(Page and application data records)

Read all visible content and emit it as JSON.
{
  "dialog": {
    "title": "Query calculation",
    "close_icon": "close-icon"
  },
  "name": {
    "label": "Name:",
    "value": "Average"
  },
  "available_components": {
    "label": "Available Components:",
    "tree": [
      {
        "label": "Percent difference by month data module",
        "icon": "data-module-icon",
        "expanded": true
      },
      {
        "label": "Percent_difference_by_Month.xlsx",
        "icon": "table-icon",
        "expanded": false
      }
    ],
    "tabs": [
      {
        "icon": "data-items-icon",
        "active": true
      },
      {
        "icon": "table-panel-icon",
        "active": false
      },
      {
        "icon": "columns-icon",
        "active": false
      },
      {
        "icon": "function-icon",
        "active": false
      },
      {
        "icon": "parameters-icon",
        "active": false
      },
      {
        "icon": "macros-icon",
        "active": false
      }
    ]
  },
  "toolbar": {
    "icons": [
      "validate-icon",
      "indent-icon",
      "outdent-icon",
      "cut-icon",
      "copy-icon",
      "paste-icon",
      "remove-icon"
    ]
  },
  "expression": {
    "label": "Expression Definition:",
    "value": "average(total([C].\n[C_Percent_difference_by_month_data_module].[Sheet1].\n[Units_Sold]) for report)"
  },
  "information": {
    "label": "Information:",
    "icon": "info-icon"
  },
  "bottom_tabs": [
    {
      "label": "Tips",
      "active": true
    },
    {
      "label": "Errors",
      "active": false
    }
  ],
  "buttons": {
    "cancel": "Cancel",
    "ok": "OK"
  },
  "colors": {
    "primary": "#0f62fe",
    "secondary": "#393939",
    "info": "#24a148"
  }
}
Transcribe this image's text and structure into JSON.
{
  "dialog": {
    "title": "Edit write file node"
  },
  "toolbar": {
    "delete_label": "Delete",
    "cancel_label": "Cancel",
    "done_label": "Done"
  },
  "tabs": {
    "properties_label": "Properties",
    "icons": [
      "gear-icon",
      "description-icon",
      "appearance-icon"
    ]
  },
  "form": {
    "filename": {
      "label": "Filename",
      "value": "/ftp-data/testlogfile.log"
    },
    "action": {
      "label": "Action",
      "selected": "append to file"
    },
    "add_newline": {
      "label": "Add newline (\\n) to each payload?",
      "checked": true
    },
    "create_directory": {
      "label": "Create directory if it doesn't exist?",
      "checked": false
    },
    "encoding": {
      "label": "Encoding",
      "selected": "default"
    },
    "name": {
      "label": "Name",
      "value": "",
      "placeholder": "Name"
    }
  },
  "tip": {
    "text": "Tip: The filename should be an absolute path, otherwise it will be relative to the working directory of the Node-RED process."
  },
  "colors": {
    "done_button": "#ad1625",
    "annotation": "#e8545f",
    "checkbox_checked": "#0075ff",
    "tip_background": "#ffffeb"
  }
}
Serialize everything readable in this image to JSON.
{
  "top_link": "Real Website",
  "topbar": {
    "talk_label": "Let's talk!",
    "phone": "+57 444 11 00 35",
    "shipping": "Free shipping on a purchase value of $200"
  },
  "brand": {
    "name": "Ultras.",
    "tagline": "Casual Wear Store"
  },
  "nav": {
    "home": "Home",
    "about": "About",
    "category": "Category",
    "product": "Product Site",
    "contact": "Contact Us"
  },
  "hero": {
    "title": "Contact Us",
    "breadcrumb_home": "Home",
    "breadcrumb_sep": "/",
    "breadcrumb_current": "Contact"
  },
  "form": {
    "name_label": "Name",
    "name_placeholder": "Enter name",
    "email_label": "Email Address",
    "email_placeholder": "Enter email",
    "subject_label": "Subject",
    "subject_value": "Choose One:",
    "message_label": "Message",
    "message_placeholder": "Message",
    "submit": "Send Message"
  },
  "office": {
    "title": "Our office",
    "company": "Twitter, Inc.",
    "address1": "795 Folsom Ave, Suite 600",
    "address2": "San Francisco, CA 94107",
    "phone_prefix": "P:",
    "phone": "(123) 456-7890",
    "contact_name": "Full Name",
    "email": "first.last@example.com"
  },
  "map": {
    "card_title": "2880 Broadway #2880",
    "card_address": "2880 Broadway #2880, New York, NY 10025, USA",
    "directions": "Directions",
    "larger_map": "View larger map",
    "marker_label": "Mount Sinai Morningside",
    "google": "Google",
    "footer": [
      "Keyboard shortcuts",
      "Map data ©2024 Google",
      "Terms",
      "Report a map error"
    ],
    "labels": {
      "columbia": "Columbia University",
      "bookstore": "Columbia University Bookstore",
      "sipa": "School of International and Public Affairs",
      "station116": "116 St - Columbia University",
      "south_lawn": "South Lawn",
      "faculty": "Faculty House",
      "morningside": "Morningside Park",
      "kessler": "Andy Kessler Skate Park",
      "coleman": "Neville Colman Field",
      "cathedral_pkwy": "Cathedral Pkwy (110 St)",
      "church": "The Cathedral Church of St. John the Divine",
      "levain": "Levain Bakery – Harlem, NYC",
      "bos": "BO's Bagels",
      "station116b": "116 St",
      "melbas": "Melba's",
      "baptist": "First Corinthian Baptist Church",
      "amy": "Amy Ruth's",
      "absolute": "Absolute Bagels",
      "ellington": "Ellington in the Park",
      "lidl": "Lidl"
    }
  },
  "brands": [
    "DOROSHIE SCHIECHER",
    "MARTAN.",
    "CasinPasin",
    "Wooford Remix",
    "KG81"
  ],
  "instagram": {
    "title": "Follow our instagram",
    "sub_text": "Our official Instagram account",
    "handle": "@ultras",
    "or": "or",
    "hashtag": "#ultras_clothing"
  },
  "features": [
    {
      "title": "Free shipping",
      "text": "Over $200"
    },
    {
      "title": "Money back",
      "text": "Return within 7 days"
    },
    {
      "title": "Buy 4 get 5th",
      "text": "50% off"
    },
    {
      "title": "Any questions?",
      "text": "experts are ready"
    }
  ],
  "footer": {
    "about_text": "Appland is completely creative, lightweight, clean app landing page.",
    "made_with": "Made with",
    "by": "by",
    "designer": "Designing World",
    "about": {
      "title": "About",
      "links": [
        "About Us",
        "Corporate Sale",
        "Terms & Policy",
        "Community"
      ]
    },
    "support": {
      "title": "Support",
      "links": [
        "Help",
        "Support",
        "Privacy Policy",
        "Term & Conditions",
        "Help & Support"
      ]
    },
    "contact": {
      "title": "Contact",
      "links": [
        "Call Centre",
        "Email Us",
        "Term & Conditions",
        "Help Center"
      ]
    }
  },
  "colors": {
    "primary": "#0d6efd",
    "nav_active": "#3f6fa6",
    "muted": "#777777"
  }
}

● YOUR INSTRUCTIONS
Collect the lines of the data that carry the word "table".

● RESPONSE
        "icon": "table-icon",
        "icon": "table-panel-icon",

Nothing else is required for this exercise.